The long-awaited pickup may already have begun. Online retail giant Amazon announced this week that it would raise its minimum wage to $15 per hour for US employees starting in November.
The Federal Reserve raised interest rates last week for the third time this year and removed the reference to monetary policy remaining "accommodative". If those concerns mount, the Fed might raise interest rates more quickly than planned, which could bring the recovery to an end.
Wages outpaced inflation in September, although both the rate of wage growth and inflation have tapered off slightly in the last month.
Why? The short answer: The economy is good. That compares with 23 000 in August, though the September 2017 count of 1.47 million - following hurricanes Harvey and Irma - was the highest since 1996. That reversed the bulk of the increase from the prior week when claims were boosted by Hurricane Florence, which slammed North and SC in mid-September.
Numerous dislocated people will probably return to work. September's unemployment rate has decreased or remained the same every year since it hit a high of 9.8 percent in 2009. Job gains in July and August were revised up a combined 87,000 from the original reports.

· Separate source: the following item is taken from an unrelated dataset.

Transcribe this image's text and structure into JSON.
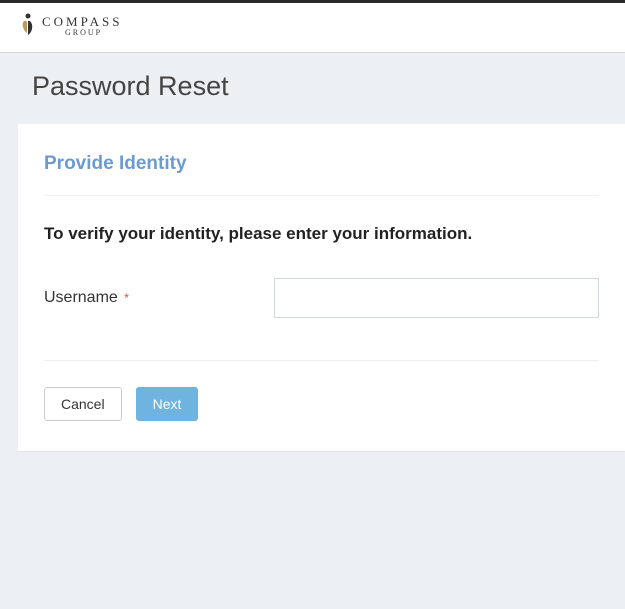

This year, the impact was probably more modest.
The storm likely reduced employment in the affected states, USA Today reported.
The claims data has no bearing on September's employment report, which is scheduled for release on Friday.
Republicans are counting on the strong economy to help hold off a potential "blue wave" of Democratic victories in the House and Senate.
Job creation for September fell to its lowest level in a year though the unemployment rate dropped to a point not seen in almost 50 years, according to Labor Department figures released Friday. The data beat expectations as economists forecasted a drop to 3.8%. The most direct evidence of the hurricane's impact showed up in the elevated number of workers who reported reduced hours due to bad weather - this metric was over six times larger than what is normal for September.